 This embodiment first of all allows simpler mounting of the pressure sensor. It also has the advantage that, by virtue of the pivoting, the pressure sensor can be placed in the bottom of the rim, thus making it possible to limit the stress applied to this pressure sensor when the corresponding wheel is turning.
 The fourth embodiment depicted in FIG. 4 also allows the pressure sensor 4 to be placed in the bottom of the rim. The fixing device here comprises a tubular rod 46 and a nut 48.
 The tubular rod 46 is tapped at one end and threaded at its other end. In this embodiment, provision is made for the tube 12 to be threaded at its end that will lie inside the valve stem 10. This screw thread collaborates with the tapping of the tubular rod 46. At the other end, the threaded part of the tubular rod 46 collaborates with the nut 48.
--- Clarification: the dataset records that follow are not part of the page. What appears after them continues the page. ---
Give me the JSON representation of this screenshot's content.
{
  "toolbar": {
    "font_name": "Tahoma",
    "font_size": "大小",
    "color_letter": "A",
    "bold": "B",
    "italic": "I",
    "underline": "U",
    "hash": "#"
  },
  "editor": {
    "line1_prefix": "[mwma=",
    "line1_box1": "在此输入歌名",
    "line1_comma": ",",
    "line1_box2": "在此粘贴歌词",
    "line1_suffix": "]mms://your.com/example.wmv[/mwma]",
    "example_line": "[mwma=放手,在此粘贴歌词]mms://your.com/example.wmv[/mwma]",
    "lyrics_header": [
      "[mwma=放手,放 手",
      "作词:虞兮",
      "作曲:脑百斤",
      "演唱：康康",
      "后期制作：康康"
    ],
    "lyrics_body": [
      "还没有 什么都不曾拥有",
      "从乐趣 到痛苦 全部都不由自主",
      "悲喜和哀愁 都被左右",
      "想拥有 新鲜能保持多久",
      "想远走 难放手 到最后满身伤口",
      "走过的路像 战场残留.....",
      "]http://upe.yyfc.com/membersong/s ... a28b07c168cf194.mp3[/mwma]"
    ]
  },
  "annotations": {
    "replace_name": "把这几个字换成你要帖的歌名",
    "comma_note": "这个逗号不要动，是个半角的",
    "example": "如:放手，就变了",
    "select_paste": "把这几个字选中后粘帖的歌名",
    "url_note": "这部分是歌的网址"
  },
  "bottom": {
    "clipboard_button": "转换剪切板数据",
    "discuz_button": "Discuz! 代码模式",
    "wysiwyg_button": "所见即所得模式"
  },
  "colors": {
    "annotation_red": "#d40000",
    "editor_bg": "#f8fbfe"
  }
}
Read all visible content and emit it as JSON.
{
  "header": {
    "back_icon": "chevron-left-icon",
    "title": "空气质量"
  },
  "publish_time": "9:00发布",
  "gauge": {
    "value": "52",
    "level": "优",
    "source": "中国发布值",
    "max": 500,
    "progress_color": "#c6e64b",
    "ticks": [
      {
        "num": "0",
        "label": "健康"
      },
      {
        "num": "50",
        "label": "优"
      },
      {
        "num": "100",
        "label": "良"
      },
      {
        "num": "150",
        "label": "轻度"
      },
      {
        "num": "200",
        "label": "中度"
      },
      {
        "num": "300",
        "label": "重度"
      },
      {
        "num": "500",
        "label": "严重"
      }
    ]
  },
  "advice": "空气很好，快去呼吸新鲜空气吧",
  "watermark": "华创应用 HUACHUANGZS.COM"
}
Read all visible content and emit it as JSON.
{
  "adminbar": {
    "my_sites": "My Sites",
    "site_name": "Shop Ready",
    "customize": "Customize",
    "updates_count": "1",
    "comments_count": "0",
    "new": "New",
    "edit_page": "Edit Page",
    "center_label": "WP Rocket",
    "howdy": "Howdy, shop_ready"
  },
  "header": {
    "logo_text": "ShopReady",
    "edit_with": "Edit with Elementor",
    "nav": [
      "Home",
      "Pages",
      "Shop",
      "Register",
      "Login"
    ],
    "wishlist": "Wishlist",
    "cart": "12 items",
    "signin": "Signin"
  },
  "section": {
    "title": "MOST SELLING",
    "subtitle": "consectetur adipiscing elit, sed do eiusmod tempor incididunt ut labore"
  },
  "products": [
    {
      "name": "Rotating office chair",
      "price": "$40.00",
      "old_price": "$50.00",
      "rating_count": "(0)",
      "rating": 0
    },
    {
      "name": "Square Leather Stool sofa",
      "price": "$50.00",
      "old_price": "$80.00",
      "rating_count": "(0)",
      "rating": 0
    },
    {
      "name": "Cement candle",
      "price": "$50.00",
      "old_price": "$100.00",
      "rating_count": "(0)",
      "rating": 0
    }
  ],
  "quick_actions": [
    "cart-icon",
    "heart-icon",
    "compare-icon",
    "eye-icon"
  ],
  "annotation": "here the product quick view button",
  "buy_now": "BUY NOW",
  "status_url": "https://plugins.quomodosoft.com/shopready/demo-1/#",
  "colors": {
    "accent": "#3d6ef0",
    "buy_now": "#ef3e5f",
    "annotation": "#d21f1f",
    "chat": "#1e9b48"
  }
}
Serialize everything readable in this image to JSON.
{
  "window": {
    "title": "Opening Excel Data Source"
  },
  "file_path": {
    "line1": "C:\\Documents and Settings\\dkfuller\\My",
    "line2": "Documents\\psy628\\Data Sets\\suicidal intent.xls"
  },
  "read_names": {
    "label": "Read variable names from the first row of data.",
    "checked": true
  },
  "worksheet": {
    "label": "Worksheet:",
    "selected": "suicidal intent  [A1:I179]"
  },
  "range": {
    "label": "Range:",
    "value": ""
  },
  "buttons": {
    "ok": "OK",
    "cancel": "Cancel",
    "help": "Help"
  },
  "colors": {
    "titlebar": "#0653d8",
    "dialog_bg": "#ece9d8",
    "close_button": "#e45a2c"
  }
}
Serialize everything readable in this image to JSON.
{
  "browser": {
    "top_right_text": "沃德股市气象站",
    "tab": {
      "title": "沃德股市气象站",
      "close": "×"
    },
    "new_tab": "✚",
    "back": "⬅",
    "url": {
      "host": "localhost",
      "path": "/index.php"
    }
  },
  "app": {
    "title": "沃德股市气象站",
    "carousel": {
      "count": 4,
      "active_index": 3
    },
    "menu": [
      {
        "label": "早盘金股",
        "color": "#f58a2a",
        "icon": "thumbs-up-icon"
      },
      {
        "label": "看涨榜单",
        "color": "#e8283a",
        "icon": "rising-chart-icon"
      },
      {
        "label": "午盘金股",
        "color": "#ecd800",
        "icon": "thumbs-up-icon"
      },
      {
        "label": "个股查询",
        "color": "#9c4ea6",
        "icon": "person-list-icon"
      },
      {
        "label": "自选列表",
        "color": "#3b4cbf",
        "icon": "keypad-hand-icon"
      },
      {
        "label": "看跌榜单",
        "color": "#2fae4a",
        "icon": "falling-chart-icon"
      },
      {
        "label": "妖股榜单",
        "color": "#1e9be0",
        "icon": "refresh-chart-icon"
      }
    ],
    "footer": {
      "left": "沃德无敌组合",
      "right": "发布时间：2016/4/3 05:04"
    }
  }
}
 The entity is mounted by first of all screwing the tubular rod onto the tube 12 of the valve 2, then by placing the sensor 4 on the valve 2 and tightening the nut 48 onto the tubular rod 46. In the scenario depicted here, the pressure sensor is equipped with a lug 50 having a bore to position itself on the tubular rod 46 and intended to receive the nut 48. This lug 50 is shaped in such a way that as the nut 48 is tightened, the pressure sensor 4 presses against the bottom of the rim.
 In the embodiments of FIGS. 2 to 4, provision may be made for the compression rod 28 or the tubular rod 46 to be made of conducting metal. These parts may thus serve as emitting antennas for the pressure sensor 4. It is also possible as depicted in FIG. 1 to make provision for a copper rod to extend, on the inside or on the outside of the fixing device, to constitute an emitting antenna.
 In all these embodiments, it is noted that it is possible to achieve excellent securing of a pressure sensor on a valve of the “snap-in” type. This valve is little changed by comparison with a valve of this type from the prior art. All that is required is for the shape of the interior passage of the rubber valve stem to be altered to suit the shape of the fixing device and, in some cases, it is necessary to shorten the tube bearing the valve mechanism (and also to add a screw thread in the case of the fourth embodiment). These modifications are minor and do not add significant cost to the valve.
 It is also found that the fixing devices set out hereinabove make it possible to have, on the one hand, the valve and, on the other hand, the pressure sensor. Even in the first embodiment, the pressure sensor can easily be detached from the valve. This is because all that is required is the provision of a reversible connection between the fixing device described and the pressure sensor 4. It thus becomes possible to change a tire valve at low cost without having at the same time to change the pressure sensor (in full or in part).
 The present invention is not restricted to the embodiments described hereinabove by way of nonlimiting examples. It relates also to all the alternative forms of embodiment that are within the competence of the person skilled in the art, within the scope of the claims that follow.